(Excerpts from an interface dataset)
......

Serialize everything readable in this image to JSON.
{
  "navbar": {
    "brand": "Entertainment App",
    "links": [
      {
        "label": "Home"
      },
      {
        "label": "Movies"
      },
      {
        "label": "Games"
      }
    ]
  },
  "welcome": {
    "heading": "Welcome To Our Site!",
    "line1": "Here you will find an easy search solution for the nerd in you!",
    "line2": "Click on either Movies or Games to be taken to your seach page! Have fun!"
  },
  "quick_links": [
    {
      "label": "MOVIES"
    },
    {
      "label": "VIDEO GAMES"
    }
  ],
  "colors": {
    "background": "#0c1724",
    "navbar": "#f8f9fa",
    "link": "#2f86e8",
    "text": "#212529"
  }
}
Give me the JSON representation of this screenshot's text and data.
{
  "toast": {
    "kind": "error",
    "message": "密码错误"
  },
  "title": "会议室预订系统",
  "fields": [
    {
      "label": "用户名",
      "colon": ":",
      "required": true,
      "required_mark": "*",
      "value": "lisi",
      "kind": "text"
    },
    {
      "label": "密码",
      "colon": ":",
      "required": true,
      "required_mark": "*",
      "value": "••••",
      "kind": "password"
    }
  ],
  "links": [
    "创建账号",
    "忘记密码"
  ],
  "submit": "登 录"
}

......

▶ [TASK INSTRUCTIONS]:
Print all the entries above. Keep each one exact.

▶ [YOUR SOLUTION]:
Serialize everything readable in this image to JSON.
{
  "navbar": {
    "brand": "Entertainment App",
    "links": [
      {
        "label": "Home"
      },
      {
        "label": "Movies"
      },
      {
        "label": "Games"
      }
    ]
  },
  "welcome": {
    "heading": "Welcome To Our Site!",
    "line1": "Here you will find an easy search solution for the nerd in you!",
    "line2": "Click on either Movies or Games to be taken to your seach page! Have fun!"
  },
  "quick_links": [
    {
      "label": "MOVIES"
    },
    {
      "label": "VIDEO GAMES"
    }
  ],
  "colors": {
    "background": "#0c1724",
    "navbar": "#f8f9fa",
    "link": "#2f86e8",
    "text": "#212529"
  }
}
Give me the JSON representation of this screenshot's text and data.
{
  "toast": {
    "kind": "error",
    "message": "密码错误"
  },
  "title": "会议室预订系统",
  "fields": [
    {
      "label": "用户名",
      "colon": ":",
      "required": true,
      "required_mark": "*",
      "value": "lisi",
      "kind": "text"
    },
    {
      "label": "密码",
      "colon": ":",
      "required": true,
      "required_mark": "*",
      "value": "••••",
      "kind": "password"
    }
  ],
  "links": [
    "创建账号",
    "忘记密码"
  ],
  "submit": "登 录"
}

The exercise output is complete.